[Data Boundary: Start]

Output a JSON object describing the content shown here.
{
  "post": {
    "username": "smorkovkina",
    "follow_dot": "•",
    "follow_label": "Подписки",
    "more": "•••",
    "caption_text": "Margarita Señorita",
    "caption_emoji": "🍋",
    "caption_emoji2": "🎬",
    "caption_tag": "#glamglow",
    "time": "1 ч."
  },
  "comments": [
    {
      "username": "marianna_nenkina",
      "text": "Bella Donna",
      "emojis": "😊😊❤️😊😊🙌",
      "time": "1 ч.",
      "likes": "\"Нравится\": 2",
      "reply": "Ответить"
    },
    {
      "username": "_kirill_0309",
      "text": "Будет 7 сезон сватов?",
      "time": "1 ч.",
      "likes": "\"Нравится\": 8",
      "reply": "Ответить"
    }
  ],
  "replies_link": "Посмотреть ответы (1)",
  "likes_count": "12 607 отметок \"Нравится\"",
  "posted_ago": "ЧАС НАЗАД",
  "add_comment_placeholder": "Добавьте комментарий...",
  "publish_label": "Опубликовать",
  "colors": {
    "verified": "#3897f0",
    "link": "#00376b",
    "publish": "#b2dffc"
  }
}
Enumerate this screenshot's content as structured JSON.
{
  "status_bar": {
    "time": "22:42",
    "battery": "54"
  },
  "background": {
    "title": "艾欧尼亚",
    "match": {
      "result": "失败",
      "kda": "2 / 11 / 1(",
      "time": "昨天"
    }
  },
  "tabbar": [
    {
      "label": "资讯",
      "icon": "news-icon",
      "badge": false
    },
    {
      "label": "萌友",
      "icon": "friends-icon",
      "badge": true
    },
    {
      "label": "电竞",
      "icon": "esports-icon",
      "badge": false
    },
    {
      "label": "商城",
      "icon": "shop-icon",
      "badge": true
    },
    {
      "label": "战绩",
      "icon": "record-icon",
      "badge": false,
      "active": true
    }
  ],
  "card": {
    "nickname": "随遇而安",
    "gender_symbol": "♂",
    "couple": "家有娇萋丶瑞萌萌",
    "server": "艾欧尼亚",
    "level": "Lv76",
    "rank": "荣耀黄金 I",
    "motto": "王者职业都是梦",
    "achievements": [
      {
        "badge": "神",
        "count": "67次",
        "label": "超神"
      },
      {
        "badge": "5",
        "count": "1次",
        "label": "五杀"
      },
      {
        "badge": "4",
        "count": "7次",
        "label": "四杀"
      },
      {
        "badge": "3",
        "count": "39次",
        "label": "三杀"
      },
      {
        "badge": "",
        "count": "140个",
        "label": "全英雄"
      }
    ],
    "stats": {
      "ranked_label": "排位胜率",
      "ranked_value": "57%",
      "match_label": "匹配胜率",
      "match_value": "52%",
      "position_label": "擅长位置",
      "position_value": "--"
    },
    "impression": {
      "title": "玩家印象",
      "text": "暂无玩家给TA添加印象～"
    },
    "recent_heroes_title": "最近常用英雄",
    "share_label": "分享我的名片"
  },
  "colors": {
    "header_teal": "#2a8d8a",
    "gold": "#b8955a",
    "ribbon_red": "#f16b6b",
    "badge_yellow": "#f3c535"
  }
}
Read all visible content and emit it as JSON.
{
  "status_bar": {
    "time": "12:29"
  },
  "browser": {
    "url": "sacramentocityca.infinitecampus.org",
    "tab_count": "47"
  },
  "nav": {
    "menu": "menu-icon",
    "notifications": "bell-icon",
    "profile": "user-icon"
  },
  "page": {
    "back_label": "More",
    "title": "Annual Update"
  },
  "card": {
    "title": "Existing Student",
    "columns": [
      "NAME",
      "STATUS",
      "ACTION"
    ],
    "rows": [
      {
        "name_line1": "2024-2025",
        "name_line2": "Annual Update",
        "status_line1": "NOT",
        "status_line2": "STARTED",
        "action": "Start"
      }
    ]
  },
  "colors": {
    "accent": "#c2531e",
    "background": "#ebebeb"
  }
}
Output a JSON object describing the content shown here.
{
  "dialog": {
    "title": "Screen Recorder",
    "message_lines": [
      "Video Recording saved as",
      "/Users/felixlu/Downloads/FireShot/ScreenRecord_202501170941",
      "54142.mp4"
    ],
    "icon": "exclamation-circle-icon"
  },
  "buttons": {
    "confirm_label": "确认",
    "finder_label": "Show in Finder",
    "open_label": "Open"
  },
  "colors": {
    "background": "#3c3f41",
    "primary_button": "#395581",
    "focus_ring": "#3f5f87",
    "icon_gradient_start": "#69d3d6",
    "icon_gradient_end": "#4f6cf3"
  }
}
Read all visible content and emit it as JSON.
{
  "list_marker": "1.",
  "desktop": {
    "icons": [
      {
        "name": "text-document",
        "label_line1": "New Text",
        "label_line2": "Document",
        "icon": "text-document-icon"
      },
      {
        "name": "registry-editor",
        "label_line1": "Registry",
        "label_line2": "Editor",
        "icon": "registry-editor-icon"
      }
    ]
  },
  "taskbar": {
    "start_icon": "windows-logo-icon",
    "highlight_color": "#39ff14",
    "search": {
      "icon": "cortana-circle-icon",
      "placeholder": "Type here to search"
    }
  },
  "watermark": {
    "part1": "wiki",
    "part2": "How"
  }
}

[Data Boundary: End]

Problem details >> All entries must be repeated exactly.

Output for this exercise >>
Output a JSON object describing the content shown here.
{
  "post": {
    "username": "smorkovkina",
    "follow_dot": "•",
    "follow_label": "Подписки",
    "more": "•••",
    "caption_text": "Margarita Señorita",
    "caption_emoji": "🍋",
    "caption_emoji2": "🎬",
    "caption_tag": "#glamglow",
    "time": "1 ч."
  },
  "comments": [
    {
      "username": "marianna_nenkina",
      "text": "Bella Donna",
      "emojis": "😊😊❤️😊😊🙌",
      "time": "1 ч.",
      "likes": "\"Нравится\": 2",
      "reply": "Ответить"
    },
    {
      "username": "_kirill_0309",
      "text": "Будет 7 сезон сватов?",
      "time": "1 ч.",
      "likes": "\"Нравится\": 8",
      "reply": "Ответить"
    }
  ],
  "replies_link": "Посмотреть ответы (1)",
  "likes_count": "12 607 отметок \"Нравится\"",
  "posted_ago": "ЧАС НАЗАД",
  "add_comment_placeholder": "Добавьте комментарий...",
  "publish_label": "Опубликовать",
  "colors": {
    "verified": "#3897f0",
    "link": "#00376b",
    "publish": "#b2dffc"
  }
}
Enumerate this screenshot's content as structured JSON.
{
  "status_bar": {
    "time": "22:42",
    "battery": "54"
  },
  "background": {
    "title": "艾欧尼亚",
    "match": {
      "result": "失败",
      "kda": "2 / 11 / 1(",
      "time": "昨天"
    }
  },
  "tabbar": [
    {
      "label": "资讯",
      "icon": "news-icon",
      "badge": false
    },
    {
      "label": "萌友",
      "icon": "friends-icon",
      "badge": true
    },
    {
      "label": "电竞",
      "icon": "esports-icon",
      "badge": false
    },
    {
      "label": "商城",
      "icon": "shop-icon",
      "badge": true
    },
    {
      "label": "战绩",
      "icon": "record-icon",
      "badge": false,
      "active": true
    }
  ],
  "card": {
    "nickname": "随遇而安",
    "gender_symbol": "♂",
    "couple": "家有娇萋丶瑞萌萌",
    "server": "艾欧尼亚",
    "level": "Lv76",
    "rank": "荣耀黄金 I",
    "motto": "王者职业都是梦",
    "achievements": [
      {
        "badge": "神",
        "count": "67次",
        "label": "超神"
      },
      {
        "badge": "5",
        "count": "1次",
        "label": "五杀"
      },
      {
        "badge": "4",
        "count": "7次",
        "label": "四杀"
      },
      {
        "badge": "3",
        "count": "39次",
        "label": "三杀"
      },
      {
        "badge": "",
        "count": "140个",
        "label": "全英雄"
      }
    ],
    "stats": {
      "ranked_label": "排位胜率",
      "ranked_value": "57%",
      "match_label": "匹配胜率",
      "match_value": "52%",
      "position_label": "擅长位置",
      "position_value": "--"
    },
    "impression": {
      "title": "玩家印象",
      "text": "暂无玩家给TA添加印象～"
    },
    "recent_heroes_title": "最近常用英雄",
    "share_label": "分享我的名片"
  },
  "colors": {
    "header_teal": "#2a8d8a",
    "gold": "#b8955a",
    "ribbon_red": "#f16b6b",
    "badge_yellow": "#f3c535"
  }
}
Read all visible content and emit it as JSON.
{
  "status_bar": {
    "time": "12:29"
  },
  "browser": {
    "url": "sacramentocityca.infinitecampus.org",
    "tab_count": "47"
  },
  "nav": {
    "menu": "menu-icon",
    "notifications": "bell-icon",
    "profile": "user-icon"
  },
  "page": {
    "back_label": "More",
    "title": "Annual Update"
  },
  "card": {
    "title": "Existing Student",
    "columns": [
      "NAME",
      "STATUS",
      "ACTION"
    ],
    "rows": [
      {
        "name_line1": "2024-2025",
        "name_line2": "Annual Update",
        "status_line1": "NOT",
        "status_line2": "STARTED",
        "action": "Start"
      }
    ]
  },
  "colors": {
    "accent": "#c2531e",
    "background": "#ebebeb"
  }
}
Output a JSON object describing the content shown here.
{
  "dialog": {
    "title": "Screen Recorder",
    "message_lines": [
      "Video Recording saved as",
      "/Users/felixlu/Downloads/FireShot/ScreenRecord_202501170941",
      "54142.mp4"
    ],
    "icon": "exclamation-circle-icon"
  },
  "buttons": {
    "confirm_label": "确认",
    "finder_label": "Show in Finder",
    "open_label": "Open"
  },
  "colors": {
    "background": "#3c3f41",
    "primary_button": "#395581",
    "focus_ring": "#3f5f87",
    "icon_gradient_start": "#69d3d6",
    "icon_gradient_end": "#4f6cf3"
  }
}
Read all visible content and emit it as JSON.
{
  "list_marker": "1.",
  "desktop": {
    "icons": [
      {
        "name": "text-document",
        "label_line1": "New Text",
        "label_line2": "Document",
        "icon": "text-document-icon"
      },
      {
        "name": "registry-editor",
        "label_line1": "Registry",
        "label_line2": "Editor",
        "icon": "registry-editor-icon"
      }
    ]
  },
  "taskbar": {
    "start_icon": "windows-logo-icon",
    "highlight_color": "#39ff14",
    "search": {
      "icon": "cortana-circle-icon",
      "placeholder": "Type here to search"
    }
  },
  "watermark": {
    "part1": "wiki",
    "part2": "How"
  }
}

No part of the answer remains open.